• **Data about app and page elements**:
§

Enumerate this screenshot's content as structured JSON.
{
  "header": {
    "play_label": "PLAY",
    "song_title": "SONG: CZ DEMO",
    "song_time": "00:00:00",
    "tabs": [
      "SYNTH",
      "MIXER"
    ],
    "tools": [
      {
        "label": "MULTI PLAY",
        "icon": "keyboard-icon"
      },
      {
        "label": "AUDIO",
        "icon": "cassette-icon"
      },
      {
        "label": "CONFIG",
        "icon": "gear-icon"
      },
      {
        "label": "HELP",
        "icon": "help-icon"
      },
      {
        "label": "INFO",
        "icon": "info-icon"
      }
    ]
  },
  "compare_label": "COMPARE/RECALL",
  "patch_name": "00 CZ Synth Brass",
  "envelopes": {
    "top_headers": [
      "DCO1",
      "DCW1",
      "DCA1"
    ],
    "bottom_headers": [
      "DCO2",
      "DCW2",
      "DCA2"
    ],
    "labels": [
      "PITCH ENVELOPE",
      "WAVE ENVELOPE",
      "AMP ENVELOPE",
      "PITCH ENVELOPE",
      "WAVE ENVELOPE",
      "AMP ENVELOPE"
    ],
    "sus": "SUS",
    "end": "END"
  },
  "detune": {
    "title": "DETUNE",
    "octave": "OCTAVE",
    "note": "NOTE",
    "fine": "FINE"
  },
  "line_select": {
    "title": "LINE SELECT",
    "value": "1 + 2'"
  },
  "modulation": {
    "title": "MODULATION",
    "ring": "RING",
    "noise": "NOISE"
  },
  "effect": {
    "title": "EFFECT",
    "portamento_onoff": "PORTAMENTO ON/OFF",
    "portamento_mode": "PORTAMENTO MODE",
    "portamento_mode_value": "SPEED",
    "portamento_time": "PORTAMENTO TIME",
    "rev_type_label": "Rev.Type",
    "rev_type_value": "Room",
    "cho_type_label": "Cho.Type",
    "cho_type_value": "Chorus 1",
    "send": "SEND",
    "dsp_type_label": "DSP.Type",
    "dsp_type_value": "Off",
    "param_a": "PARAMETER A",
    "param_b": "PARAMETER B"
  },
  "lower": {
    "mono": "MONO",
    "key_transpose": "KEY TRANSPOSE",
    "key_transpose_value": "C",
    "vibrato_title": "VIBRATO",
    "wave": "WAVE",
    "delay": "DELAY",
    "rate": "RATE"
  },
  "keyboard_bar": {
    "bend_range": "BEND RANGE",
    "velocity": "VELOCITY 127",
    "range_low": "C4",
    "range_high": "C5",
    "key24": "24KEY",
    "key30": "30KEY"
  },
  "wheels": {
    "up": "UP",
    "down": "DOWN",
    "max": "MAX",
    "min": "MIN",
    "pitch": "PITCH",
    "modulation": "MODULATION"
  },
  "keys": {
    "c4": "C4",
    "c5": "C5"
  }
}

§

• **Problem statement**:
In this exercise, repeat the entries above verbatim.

• **Response**:
Enumerate this screenshot's content as structured JSON.
{
  "header": {
    "play_label": "PLAY",
    "song_title": "SONG: CZ DEMO",
    "song_time": "00:00:00",
    "tabs": [
      "SYNTH",
      "MIXER"
    ],
    "tools": [
      {
        "label": "MULTI PLAY",
        "icon": "keyboard-icon"
      },
      {
        "label": "AUDIO",
        "icon": "cassette-icon"
      },
      {
        "label": "CONFIG",
        "icon": "gear-icon"
      },
      {
        "label": "HELP",
        "icon": "help-icon"
      },
      {
        "label": "INFO",
        "icon": "info-icon"
      }
    ]
  },
  "compare_label": "COMPARE/RECALL",
  "patch_name": "00 CZ Synth Brass",
  "envelopes": {
    "top_headers": [
      "DCO1",
      "DCW1",
      "DCA1"
    ],
    "bottom_headers": [
      "DCO2",
      "DCW2",
      "DCA2"
    ],
    "labels": [
      "PITCH ENVELOPE",
      "WAVE ENVELOPE",
      "AMP ENVELOPE",
      "PITCH ENVELOPE",
      "WAVE ENVELOPE",
      "AMP ENVELOPE"
    ],
    "sus": "SUS",
    "end": "END"
  },
  "detune": {
    "title": "DETUNE",
    "octave": "OCTAVE",
    "note": "NOTE",
    "fine": "FINE"
  },
  "line_select": {
    "title": "LINE SELECT",
    "value": "1 + 2'"
  },
  "modulation": {
    "title": "MODULATION",
    "ring": "RING",
    "noise": "NOISE"
  },
  "effect": {
    "title": "EFFECT",
    "portamento_onoff": "PORTAMENTO ON/OFF",
    "portamento_mode": "PORTAMENTO MODE",
    "portamento_mode_value": "SPEED",
    "portamento_time": "PORTAMENTO TIME",
    "rev_type_label": "Rev.Type",
    "rev_type_value": "Room",
    "cho_type_label": "Cho.Type",
    "cho_type_value": "Chorus 1",
    "send": "SEND",
    "dsp_type_label": "DSP.Type",
    "dsp_type_value": "Off",
    "param_a": "PARAMETER A",
    "param_b": "PARAMETER B"
  },
  "lower": {
    "mono": "MONO",
    "key_transpose": "KEY TRANSPOSE",
    "key_transpose_value": "C",
    "vibrato_title": "VIBRATO",
    "wave": "WAVE",
    "delay": "DELAY",
    "rate": "RATE"
  },
  "keyboard_bar": {
    "bend_range": "BEND RANGE",
    "velocity": "VELOCITY 127",
    "range_low": "C4",
    "range_high": "C5",
    "key24": "24KEY",
    "key30": "30KEY"
  },
  "wheels": {
    "up": "UP",
    "down": "DOWN",
    "max": "MAX",
    "min": "MIN",
    "pitch": "PITCH",
    "modulation": "MODULATION"
  },
  "keys": {
    "c4": "C4",
    "c5": "C5"
  }
}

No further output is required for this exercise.